* Of course, question of scope and size of salvation predate Rob Bell's book and promotional video. See resources section of website for other books on this subject.


On the other side of thought and theology that point to a wideness or even universal salvation are the many Scriptures on God's judgement, and wrath.

God's Judgement New Testament Scriptures:

There are so many Scriptures on God's judgement that only a few can be listed.

2 Corinthians 5: 10 we must all appear before the judgment seat of Christ, that each one may receive what is due him, for the things done while in the body, whether good or bad.

Luke 16: 26 Jesus's parable of the rich man and Lazarus. Note: the rich man is in 'hell' for the compassion that he did not show -- a sin of omission.

Romans 14: 10 - 12

Luke 13: 28

Matthew 5: 21 - 30

Matthew 7: 22

Matthew 10: 15 and 11: 21 -24, and 12: 36 -41. In Lukes Gospel see Luke 10: 12 - 15 and 11: 31 and the verses that follow.

Hebrews 9: 27

2 Thessalonians 1: 8 - 9

Revelation 14: 10 - 11 and 20: 10

Judgement Passages In Old Testament: again only a few out of many are listed here

Genesis 3: 10 - 24

Isaiah 1: 28 -31

Isaiah 5: 24 and 66: 24, and Isaiah 59: 1 - 19. See also Daniel 12: 2

Amos 1 - 2 "For three sins and for four I will not turn back my wrath" is the repeated word of Amos as he announces God's judgement upon nations and their sins.

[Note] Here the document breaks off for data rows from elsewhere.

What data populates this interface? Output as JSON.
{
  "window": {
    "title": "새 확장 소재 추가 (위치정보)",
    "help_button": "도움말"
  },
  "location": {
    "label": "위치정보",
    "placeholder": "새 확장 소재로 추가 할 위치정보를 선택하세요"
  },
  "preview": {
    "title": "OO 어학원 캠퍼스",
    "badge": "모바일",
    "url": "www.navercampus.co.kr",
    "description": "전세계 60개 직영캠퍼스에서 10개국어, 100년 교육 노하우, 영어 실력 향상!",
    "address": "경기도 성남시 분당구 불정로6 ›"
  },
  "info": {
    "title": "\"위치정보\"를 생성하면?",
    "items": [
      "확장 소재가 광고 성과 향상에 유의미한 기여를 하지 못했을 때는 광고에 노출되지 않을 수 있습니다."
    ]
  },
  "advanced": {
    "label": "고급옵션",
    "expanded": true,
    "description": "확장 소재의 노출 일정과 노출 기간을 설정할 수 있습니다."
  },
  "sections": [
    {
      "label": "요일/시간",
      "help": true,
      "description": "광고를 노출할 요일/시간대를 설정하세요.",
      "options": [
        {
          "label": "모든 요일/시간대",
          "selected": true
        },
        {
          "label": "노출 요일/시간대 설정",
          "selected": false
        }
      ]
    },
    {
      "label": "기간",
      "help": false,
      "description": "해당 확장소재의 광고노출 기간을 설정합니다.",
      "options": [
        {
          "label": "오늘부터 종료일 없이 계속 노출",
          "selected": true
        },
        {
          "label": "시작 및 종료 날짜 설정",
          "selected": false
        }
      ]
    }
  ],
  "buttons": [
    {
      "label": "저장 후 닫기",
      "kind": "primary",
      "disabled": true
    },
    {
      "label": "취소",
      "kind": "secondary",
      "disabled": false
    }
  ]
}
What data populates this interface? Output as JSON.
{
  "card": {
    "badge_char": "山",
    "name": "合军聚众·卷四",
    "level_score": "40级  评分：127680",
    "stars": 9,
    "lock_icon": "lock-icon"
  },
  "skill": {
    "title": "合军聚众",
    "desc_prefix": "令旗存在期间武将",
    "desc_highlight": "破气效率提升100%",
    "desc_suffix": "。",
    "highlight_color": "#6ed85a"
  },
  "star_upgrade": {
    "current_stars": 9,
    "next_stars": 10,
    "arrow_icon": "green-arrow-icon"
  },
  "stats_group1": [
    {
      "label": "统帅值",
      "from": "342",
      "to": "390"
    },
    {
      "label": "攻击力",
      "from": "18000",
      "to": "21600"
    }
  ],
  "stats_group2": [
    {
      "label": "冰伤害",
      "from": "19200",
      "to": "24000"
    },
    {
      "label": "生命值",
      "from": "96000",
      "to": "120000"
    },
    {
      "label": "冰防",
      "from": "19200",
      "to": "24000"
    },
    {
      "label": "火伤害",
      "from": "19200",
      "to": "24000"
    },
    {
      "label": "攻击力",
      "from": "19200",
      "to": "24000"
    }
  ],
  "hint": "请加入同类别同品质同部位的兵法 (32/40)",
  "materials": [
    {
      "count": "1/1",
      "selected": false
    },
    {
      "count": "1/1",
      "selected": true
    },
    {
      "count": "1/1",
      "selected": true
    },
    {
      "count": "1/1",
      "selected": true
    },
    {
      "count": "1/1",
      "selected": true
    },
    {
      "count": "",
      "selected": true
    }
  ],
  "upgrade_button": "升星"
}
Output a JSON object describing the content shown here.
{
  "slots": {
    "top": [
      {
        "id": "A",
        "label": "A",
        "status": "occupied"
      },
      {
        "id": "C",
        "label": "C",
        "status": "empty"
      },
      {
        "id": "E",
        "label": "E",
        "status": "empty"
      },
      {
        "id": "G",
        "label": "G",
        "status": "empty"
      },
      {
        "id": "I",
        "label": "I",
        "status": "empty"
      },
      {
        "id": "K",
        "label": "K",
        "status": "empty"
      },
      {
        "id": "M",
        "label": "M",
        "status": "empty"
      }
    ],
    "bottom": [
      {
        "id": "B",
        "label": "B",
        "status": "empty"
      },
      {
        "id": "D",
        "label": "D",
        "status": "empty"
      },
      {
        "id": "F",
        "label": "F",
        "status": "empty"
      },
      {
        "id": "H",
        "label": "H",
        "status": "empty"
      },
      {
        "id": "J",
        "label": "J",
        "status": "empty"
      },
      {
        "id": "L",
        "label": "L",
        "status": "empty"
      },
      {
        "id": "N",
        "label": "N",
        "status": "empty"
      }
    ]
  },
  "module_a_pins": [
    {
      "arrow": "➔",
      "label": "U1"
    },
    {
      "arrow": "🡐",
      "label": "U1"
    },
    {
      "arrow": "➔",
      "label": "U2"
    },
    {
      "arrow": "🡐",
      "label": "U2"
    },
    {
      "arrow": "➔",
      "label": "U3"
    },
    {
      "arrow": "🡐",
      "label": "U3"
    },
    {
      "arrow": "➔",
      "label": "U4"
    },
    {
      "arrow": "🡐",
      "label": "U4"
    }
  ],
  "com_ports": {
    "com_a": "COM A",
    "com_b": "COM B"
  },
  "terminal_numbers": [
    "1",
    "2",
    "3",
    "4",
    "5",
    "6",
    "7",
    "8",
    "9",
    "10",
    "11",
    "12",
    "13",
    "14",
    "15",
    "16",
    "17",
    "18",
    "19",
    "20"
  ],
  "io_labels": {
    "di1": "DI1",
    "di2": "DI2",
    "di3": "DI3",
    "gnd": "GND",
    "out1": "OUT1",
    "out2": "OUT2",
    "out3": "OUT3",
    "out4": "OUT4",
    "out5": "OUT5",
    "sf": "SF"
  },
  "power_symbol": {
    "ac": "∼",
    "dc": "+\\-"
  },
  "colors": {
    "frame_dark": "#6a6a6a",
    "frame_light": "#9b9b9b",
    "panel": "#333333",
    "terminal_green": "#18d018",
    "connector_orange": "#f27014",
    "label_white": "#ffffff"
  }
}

He hits slavery, war crimes and much more as the sins that God will judge in his wrath. Amos builds up the ethics of social justice and announces judgement upon many forms of sin and oppression.

Jonah chapters 1 -4

Don't overlook the little book of Jonah. It has multiple themes of judgement. And the most unusual judgement is upon the Prophet Jonah himself. He is judged for his hard hearted disappointment that God will not drop fire down upon the City of Ninavah. So in chapter 4 the book ends with Jonah being judged as a hard hearted person who does not have compassion as God does upon the people of Nineveh.


Scriptures on Baptism:  

Matthew 3: 11 - 17  the baptism of Jesus

Colossians 2: 12

Romans 6: 3 - 4

Matthew 28: 18 - 20  Jesus instructs us to 1.) make disciples, 2.) teach disciples all his commands, and 3.) to baptize.  This Scripture is usually called "The Great Commission."

The Golden Rule of Jesus Christ:

      Luke 6: 31                                      Matthew 7: 12

Five Times in New Testament "Greet one another with a kiss ..."

     The warmth of the ancient followers of Jesus Christ meeting in small groups in homes, barns and fields is reflected in this repeated instruction.  Here is another hint as to the warmth and fellowship of Jesus Spirituality.

I Peter 5: 14                       I Thessalonians 5: 26                I Corinthians 16: 20

2 Corinthians 13: 12           Romans 16: 16